══ Data
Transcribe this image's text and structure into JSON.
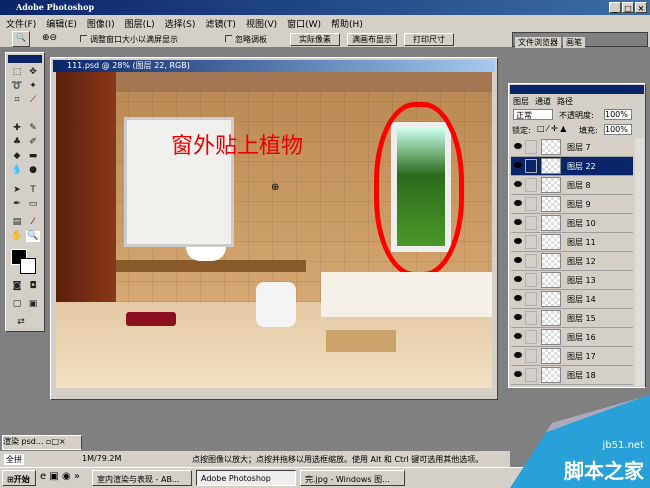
{
  "app": {
    "title": "Adobe Photoshop",
    "window_controls": [
      "_",
      "□",
      "×"
    ]
  },
  "menu": [
    "文件(F)",
    "编辑(E)",
    "图像(I)",
    "图层(L)",
    "选择(S)",
    "滤镜(T)",
    "视图(V)",
    "窗口(W)",
    "帮助(H)"
  ],
  "options": {
    "resize_windows": "调整窗口大小以满屏显示",
    "ignore_palettes": "忽略调板",
    "actual_pixels": "实际像素",
    "fit_screen": "满画布显示",
    "print_size": "打印尺寸"
  },
  "palette_well": [
    "文件浏览器",
    "画笔"
  ],
  "document": {
    "title": "111.psd @ 28% (图层 22, RGB)",
    "annotation": "窗外贴上植物"
  },
  "layers_panel": {
    "tabs": [
      "图层",
      "通道",
      "路径"
    ],
    "blend_mode": "正常",
    "opacity_label": "不透明度:",
    "opacity": "100%",
    "lock_label": "锁定:",
    "fill_label": "填充:",
    "fill": "100%",
    "layers": [
      "图层 7",
      "图层 22",
      "图层 8",
      "图层 9",
      "图层 10",
      "图层 11",
      "图层 12",
      "图层 13",
      "图层 14",
      "图层 15",
      "图层 16",
      "图层 17",
      "图层 18"
    ],
    "selected": "图层 22"
  },
  "minimized_doc": "渲染 psd...",
  "status": {
    "mode": "全拼",
    "doc_size": "1M/79.2M",
    "hint": "点按图像以放大；点按并拖移以用选框缩放。使用 Alt 和 Ctrl 键可选用其他选项。"
  },
  "taskbar": {
    "start": "开始",
    "tasks": [
      "室内渲染与表现 - AB...",
      "Adobe Photoshop",
      "完.jpg - Windows 图..."
    ]
  },
  "watermark": {
    "site": "jb51.net",
    "name": "脚本之家"
  }
}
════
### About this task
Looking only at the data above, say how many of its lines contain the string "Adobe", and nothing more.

### Solution
2